Importance: Excess body weight and insulin resistance lead to type 2 diabetes and other major health problems. There is an urgent need for dietary interventions to address these conditions.
Objective: To measure the effects of a low-fat vegan diet on body weight, insulin resistance, postprandial metabolism, and intramyocellular and hepatocellular lipid levels in overweight adults.
Design, setting, and participants: This 16-week randomized clinical trial was conducted between January 2017 and February 2019 in Washington, DC. Of 3115 people who responded to flyers in medical offices and newspaper and radio advertisements, 244 met the participation criteria (age 25 to 75 years; body mass index of 28 to 40) after having been screened by telephone.
Interventions: Participants were randomized in a 1:1 ratio. The intervention group (n = 122) was asked to follow a low-fat vegan diet and the control group (n = 122) to make no diet changes for 16 weeks.
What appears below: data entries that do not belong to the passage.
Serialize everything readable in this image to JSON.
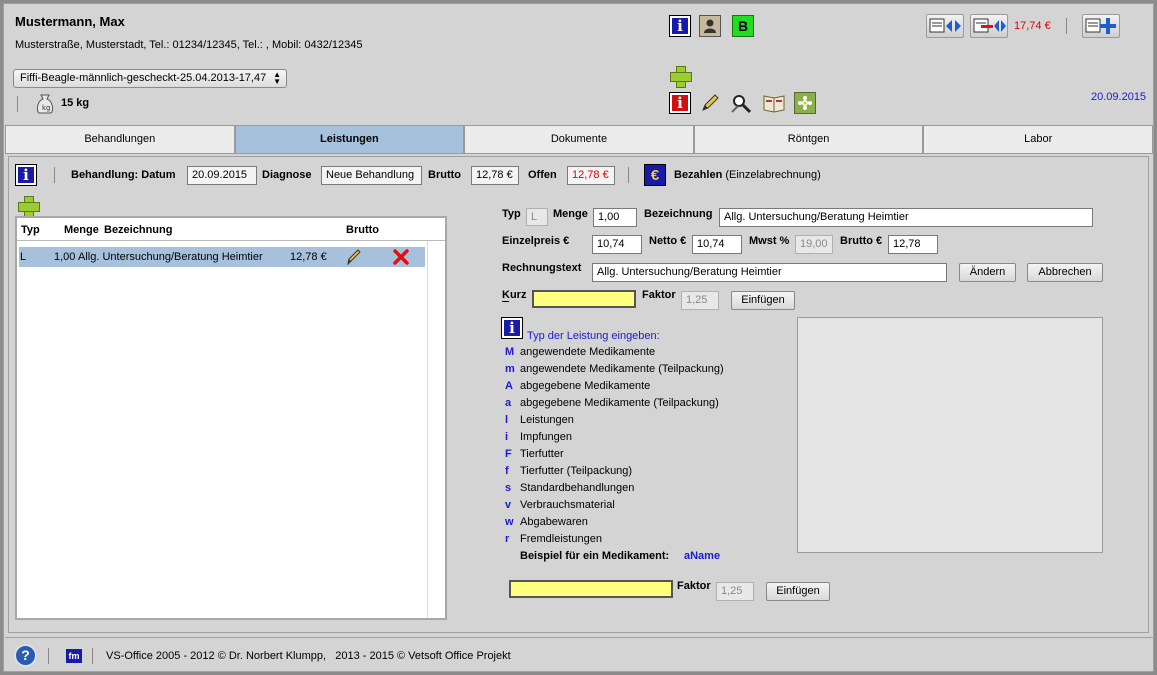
{
  "patient": {
    "name": "Mustermann, Max",
    "address": "Musterstraße, Musterstadt, Tel.: 01234/12345, Tel.: , Mobil: 0432/12345",
    "animal_select": "Fiffi-Beagle-männlich-gescheckt-25.04.2013-17,47",
    "weight": "15 kg",
    "badge_letter": "B"
  },
  "header": {
    "balance": "17,74 €",
    "date": "20.09.2015"
  },
  "tabs": [
    "Behandlungen",
    "Leistungen",
    "Dokumente",
    "Röntgen",
    "Labor"
  ],
  "active_tab": "Leistungen",
  "treatment_bar": {
    "date_label": "Behandlung: Datum",
    "date_value": "20.09.2015",
    "diagnose_label": "Diagnose",
    "diagnose_value": "Neue Behandlung",
    "brutto_label": "Brutto",
    "brutto_value": "12,78 €",
    "offen_label": "Offen",
    "offen_value": "12,78 €",
    "pay_label": "Bezahlen",
    "pay_sub": "(Einzelabrechnung)",
    "euro_symbol": "€"
  },
  "list": {
    "headers": {
      "typ": "Typ",
      "menge": "Menge",
      "bezeichnung": "Bezeichnung",
      "brutto": "Brutto"
    },
    "rows": [
      {
        "typ": "L",
        "menge": "1,00",
        "bezeichnung": "Allg. Untersuchung/Beratung Heimtier",
        "brutto": "12,78 €"
      }
    ]
  },
  "form": {
    "typ_label": "Typ",
    "typ_value": "L",
    "menge_label": "Menge",
    "menge_value": "1,00",
    "bez_label": "Bezeichnung",
    "bez_value": "Allg. Untersuchung/Beratung Heimtier",
    "einzelpreis_label": "Einzelpreis €",
    "einzelpreis_value": "10,74",
    "netto_label": "Netto €",
    "netto_value": "10,74",
    "mwst_label": "Mwst %",
    "mwst_value": "19,00",
    "brutto_label": "Brutto €",
    "brutto_value": "12,78",
    "rechnungstext_label": "Rechnungstext",
    "rechnungstext_value": "Allg. Untersuchung/Beratung Heimtier",
    "aendern": "Ändern",
    "abbrechen": "Abbrechen",
    "kurz_label": "Kurz",
    "kurz_value": "",
    "faktor_label": "Faktor",
    "faktor_value": "1,25",
    "einfuegen": "Einfügen"
  },
  "help": {
    "title": "Typ der Leistung eingeben:",
    "items": [
      {
        "code": "M",
        "label": "angewendete Medikamente"
      },
      {
        "code": "m",
        "label": "angewendete Medikamente (Teilpackung)"
      },
      {
        "code": "A",
        "label": "abgegebene Medikamente"
      },
      {
        "code": "a",
        "label": "abgegebene Medikamente (Teilpackung)"
      },
      {
        "code": "l",
        "label": "Leistungen"
      },
      {
        "code": "i",
        "label": "Impfungen"
      },
      {
        "code": "F",
        "label": "Tierfutter"
      },
      {
        "code": "f",
        "label": "Tierfutter (Teilpackung)"
      },
      {
        "code": "s",
        "label": "Standardbehandlungen"
      },
      {
        "code": "v",
        "label": "Verbrauchsmaterial"
      },
      {
        "code": "w",
        "label": "Abgabewaren"
      },
      {
        "code": "r",
        "label": "Fremdleistungen"
      }
    ],
    "example_label": "Beispiel für ein Medikament:",
    "example_value": "aName"
  },
  "bottom": {
    "input_value": "",
    "faktor_label": "Faktor",
    "faktor_value": "1,25",
    "einfuegen": "Einfügen"
  },
  "footer": {
    "help_symbol": "?",
    "fm_label": "fm",
    "copyright": "VS-Office 2005 - 2012 © Dr. Norbert Klumpp,   2013 - 2015 © Vetsoft Office Projekt"
  },
  "colors": {
    "accent_tab": "#a7c1dd",
    "info_blue": "#1a1aa8",
    "help_blue": "#1a1ad0",
    "red_amount": "#e00000"
  }
}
Main outcomes and measures: At weeks 0 and 16, body weight was assessed using a calibrated scale. Body composition and visceral fat were measured by dual x-ray absorptiometry. Insulin resistance was assessed with the homeostasis model assessment index and the predicted insulin sensitivity index (PREDIM). Thermic effect of food was measured by indirect calorimetry over 3 hours after a standard liquid breakfast (720 kcal). In a subset of participants (n = 44), hepatocellular and intramyocellular lipids were quantified by proton magnetic resonance spectroscopy. Repeated measure analysis of variance was used for statistical analysis.
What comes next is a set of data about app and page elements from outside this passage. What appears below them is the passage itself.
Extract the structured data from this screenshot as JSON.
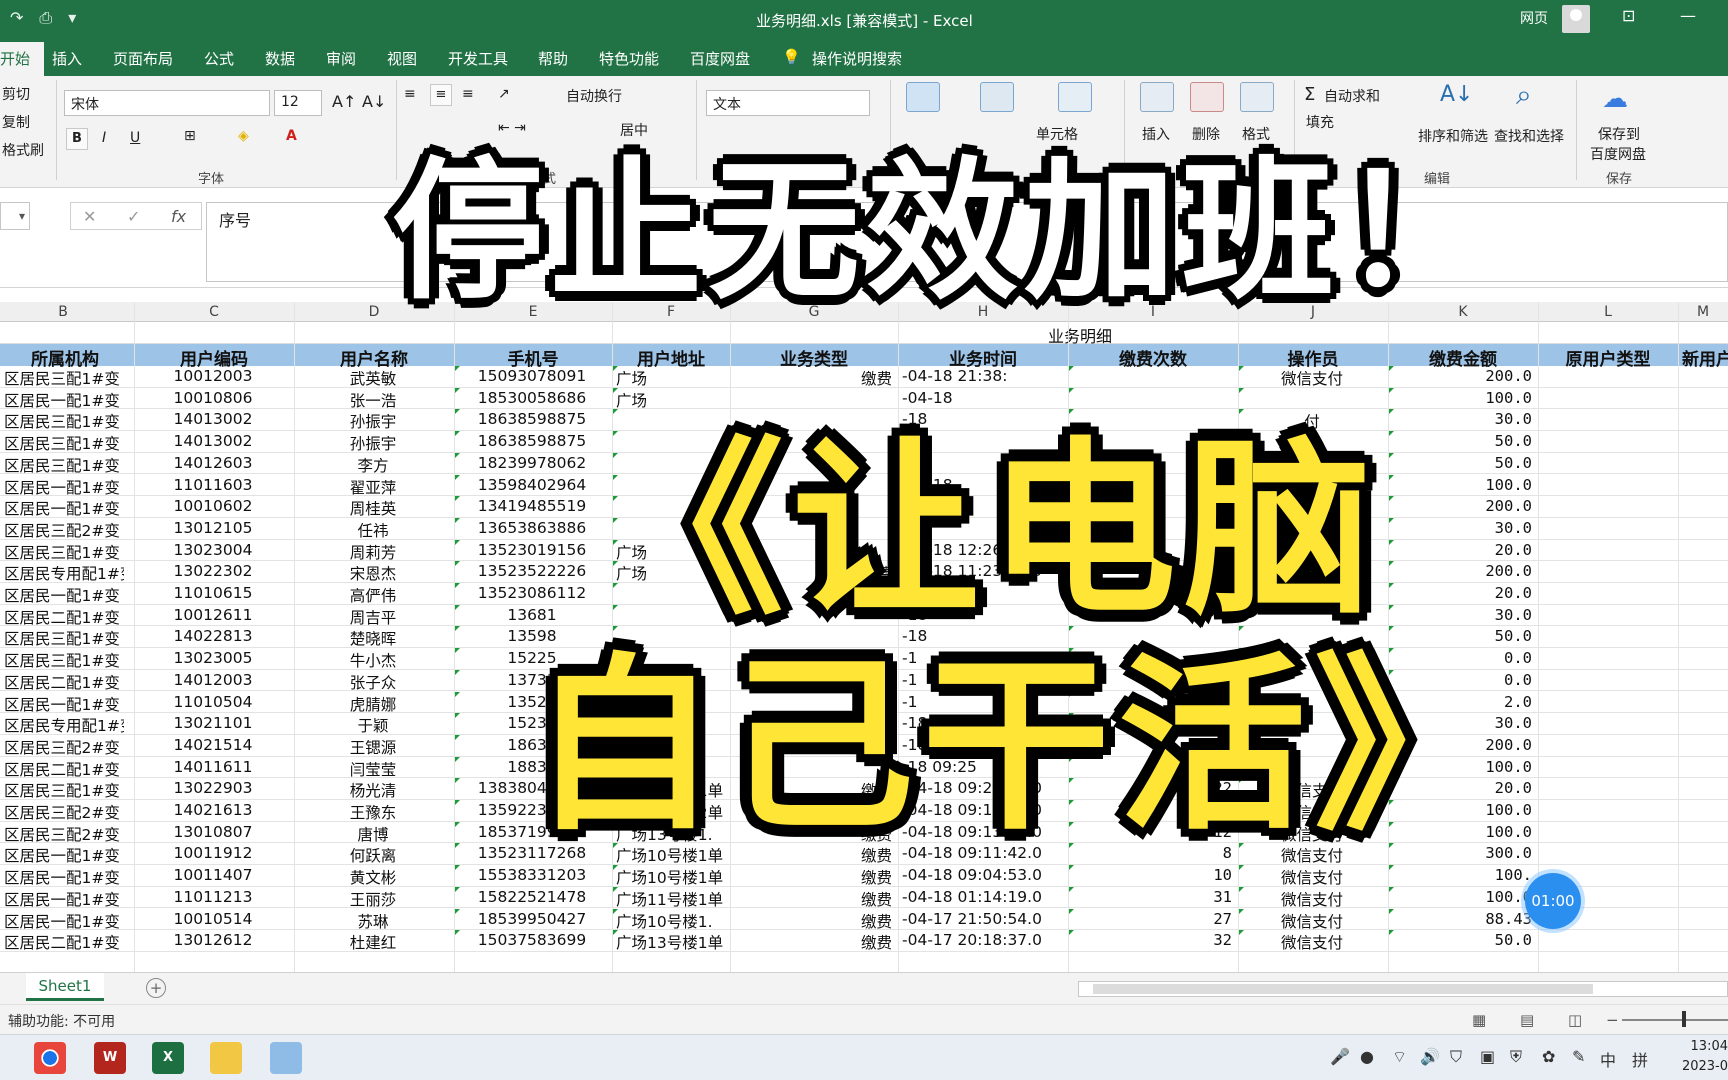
{
  "app": {
    "doc_title": "业务明细.xls  [兼容模式]  -  Excel",
    "user_label": "网页",
    "accent": "#217346"
  },
  "ribbon_tabs": [
    "开始",
    "插入",
    "页面布局",
    "公式",
    "数据",
    "审阅",
    "视图",
    "开发工具",
    "帮助",
    "特色功能",
    "百度网盘",
    "操作说明搜索"
  ],
  "ribbon": {
    "clipboard": {
      "cut": "剪切",
      "copy": "复制",
      "format_painter": "格式刷"
    },
    "font": {
      "name": "宋体",
      "size": "12",
      "bold": "B",
      "italic": "I",
      "underline": "U",
      "group_label": "字体"
    },
    "align": {
      "wrap": "自动换行",
      "merge": "居中",
      "group_label": "对齐方式"
    },
    "number": {
      "format": "文本"
    },
    "styles": {
      "cell_styles": "单元格"
    },
    "cells": {
      "insert": "插入",
      "delete": "删除",
      "format": "格式"
    },
    "editing": {
      "autosum": "自动求和",
      "fill": "填充",
      "sort": "排序和筛选",
      "find": "查找和选择",
      "group_label": "编辑"
    },
    "save": {
      "save_to": "保存到",
      "baidu": "百度网盘",
      "group_label": "保存"
    }
  },
  "formula_bar": {
    "value": "序号"
  },
  "columns": [
    "B",
    "C",
    "D",
    "E",
    "F",
    "G",
    "H",
    "I",
    "J",
    "K",
    "L",
    "M"
  ],
  "sheet_title": "业务明细",
  "headers": [
    "所属机构",
    "用户编码",
    "用户名称",
    "手机号",
    "用户地址",
    "业务类型",
    "业务时间",
    "缴费次数",
    "操作员",
    "缴费金额",
    "原用户类型",
    "新用户"
  ],
  "rows": [
    [
      "区居民三配1#变",
      "10012003",
      "武英敏",
      "15093078091",
      "广场",
      "缴费",
      "-04-18 21:38:",
      "",
      "微信支付",
      "200.0"
    ],
    [
      "区居民一配1#变",
      "10010806",
      "张一浩",
      "18530058686",
      "广场",
      "",
      "-04-18",
      "",
      "",
      "100.0"
    ],
    [
      "区居民三配1#变",
      "14013002",
      "孙振宇",
      "18638598875",
      "",
      "",
      "-18",
      "",
      "付",
      "30.0"
    ],
    [
      "区居民三配1#变",
      "14013002",
      "孙振宇",
      "18638598875",
      "",
      "",
      "-18",
      "",
      "付",
      "50.0"
    ],
    [
      "区居民三配1#变",
      "14012603",
      "李方",
      "18239978062",
      "",
      "",
      "-18",
      "",
      "付",
      "50.0"
    ],
    [
      "区居民一配1#变",
      "11011603",
      "翟亚萍",
      "13598402964",
      "",
      "",
      "-04-18",
      "",
      "付",
      "100.0"
    ],
    [
      "区居民一配1#变",
      "10010602",
      "周桂英",
      "13419485519",
      "",
      "",
      "-18",
      "",
      "付",
      "200.0"
    ],
    [
      "区居民三配2#变",
      "13012105",
      "任祎",
      "13653863886",
      "",
      "",
      "-18",
      "",
      "付",
      "30.0"
    ],
    [
      "区居民三配1#变",
      "13023004",
      "周莉芳",
      "13523019156",
      "广场",
      "",
      "-04-18 12:26:43",
      "",
      "付",
      "20.0"
    ],
    [
      "区居民专用配1#变",
      "13022302",
      "宋恩杰",
      "13523522226",
      "广场",
      "缴费",
      "-04-18 11:23:52.0",
      "",
      "付",
      "200.0"
    ],
    [
      "区居民一配1#变",
      "11010615",
      "高俨伟",
      "13523086112",
      "",
      "",
      "-04-18",
      "",
      "",
      "20.0"
    ],
    [
      "区居民二配1#变",
      "10012611",
      "周吉平",
      "13681",
      "",
      "",
      "-18",
      "",
      "",
      "30.0"
    ],
    [
      "区居民三配1#变",
      "14022813",
      "楚晓晖",
      "13598",
      "",
      "",
      "-18",
      "",
      "",
      "50.0"
    ],
    [
      "区居民三配1#变",
      "13023005",
      "牛小杰",
      "15225",
      "",
      "",
      "-1",
      "",
      "",
      "0.0"
    ],
    [
      "区居民二配1#变",
      "14012003",
      "张子众",
      "13733",
      "",
      "",
      "-1",
      "",
      "",
      "0.0"
    ],
    [
      "区居民一配1#变",
      "11010504",
      "虎腈娜",
      "13523",
      "",
      "",
      "-1",
      "",
      "",
      "2.0"
    ],
    [
      "区居民专用配1#变",
      "13021101",
      "于颖",
      "15237",
      "",
      "",
      "-18 09:37",
      "",
      "",
      "30.0"
    ],
    [
      "区居民三配2#变",
      "14021514",
      "王锶源",
      "18638",
      "",
      "",
      "-18 09:33",
      "",
      "",
      "200.0"
    ],
    [
      "区居民二配1#变",
      "14011611",
      "闫莹莹",
      "18838",
      "",
      "",
      "-18 09:25",
      "22",
      "",
      "100.0"
    ],
    [
      "区居民三配1#变",
      "13022903",
      "杨光清",
      "13838041027",
      "广场13号楼1单",
      "缴费",
      "-04-18 09:21:22.0",
      "22",
      "微信支付",
      "20.0"
    ],
    [
      "区居民三配2#变",
      "14021613",
      "王豫东",
      "13592236657",
      "广场14号楼2单",
      "缴费",
      "-04-18 09:17:51.0",
      "21",
      "微信支付",
      "100.0"
    ],
    [
      "区居民三配2#变",
      "13010807",
      "唐博",
      "18537199210",
      "广场13号楼1.",
      "缴费",
      "-04-18 09:13:35.0",
      "12",
      "微信支付",
      "100.0"
    ],
    [
      "区居民一配1#变",
      "10011912",
      "何跃离",
      "13523117268",
      "广场10号楼1单",
      "缴费",
      "-04-18 09:11:42.0",
      "8",
      "微信支付",
      "300.0"
    ],
    [
      "区居民一配1#变",
      "10011407",
      "黄文彬",
      "15538331203",
      "广场10号楼1单",
      "缴费",
      "-04-18 09:04:53.0",
      "10",
      "微信支付",
      "100."
    ],
    [
      "区居民一配1#变",
      "11011213",
      "王丽莎",
      "15822521478",
      "广场11号楼1单",
      "缴费",
      "-04-18 01:14:19.0",
      "31",
      "微信支付",
      "100.0"
    ],
    [
      "区居民一配1#变",
      "10010514",
      "苏琳",
      "18539950427",
      "广场10号楼1.",
      "缴费",
      "-04-17 21:50:54.0",
      "27",
      "微信支付",
      "88.43"
    ],
    [
      "区居民二配1#变",
      "13012612",
      "杜建红",
      "15037583699",
      "广场13号楼1单",
      "缴费",
      "-04-17 20:18:37.0",
      "32",
      "微信支付",
      "50.0"
    ]
  ],
  "sheet_tab": "Sheet1",
  "status": {
    "accessibility": "辅助功能: 不可用"
  },
  "timer": "01:00",
  "clock": {
    "time": "13:04",
    "date": "2023-0"
  },
  "overlay": {
    "headline": "停止无效加班！",
    "line1": "《让电脑",
    "line2": "自己干活》",
    "headline_color": "#ffffff",
    "sub_color": "#ffe636"
  },
  "taskbar": {
    "apps": [
      "chrome-icon",
      "wps-icon",
      "excel-icon",
      "folder-icon",
      "notes-icon"
    ],
    "ime": "中",
    "ime2": "拼"
  }
}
Results: Among the 244 participants in the study, 211 (87%) were female, 117 (48%) were White, and the mean (SD) age was 54.4 (11.6) years. Over the 16 weeks, body weight decreased in the intervention group by 5.9 kg (95% CI, 5.0-6.7 kg; P < .001). Thermic effect of food increased in the intervention group by 14.1% (95% CI, 6.5-20.4; P < .001). The homeostasis model assessment index decreased (-1.3; 95% CI, -2.2 to -0.3; P < .001) and PREDIM increased (0.9; 95% CI, 0.5-1.2; P < .001) in the intervention group. Hepatocellular lipid levels decreased in the intervention group by 34.4%, from a mean (SD) of 3.2% (2.9%) to 2.4% (2.2%) (P = .002), and intramyocellular lipid levels decreased by 10.4%, from a mean (SD) of 1.6 (1.1) to 1.5 (1.0) (P = .03). None of these variables changed significantly in the control group over the 16 weeks. The change in PREDIM correlated negatively with the change in body weight (r = -0.43; P < .001). Changes in hepatocellular and intramyocellular lipid levels correlated with changes in insulin resistance (both r = 0.51; P = .01).
Conclusions and relevance: A low-fat plant-based dietary intervention reduces body weight by reducing energy intake and increasing postprandial metabolism. The changes are associated with reductions in hepatocellular and intramyocellular fat and increased insulin sensitivity.
Trial registration: ClinicalTrials.gov Identifier: NCT02939638.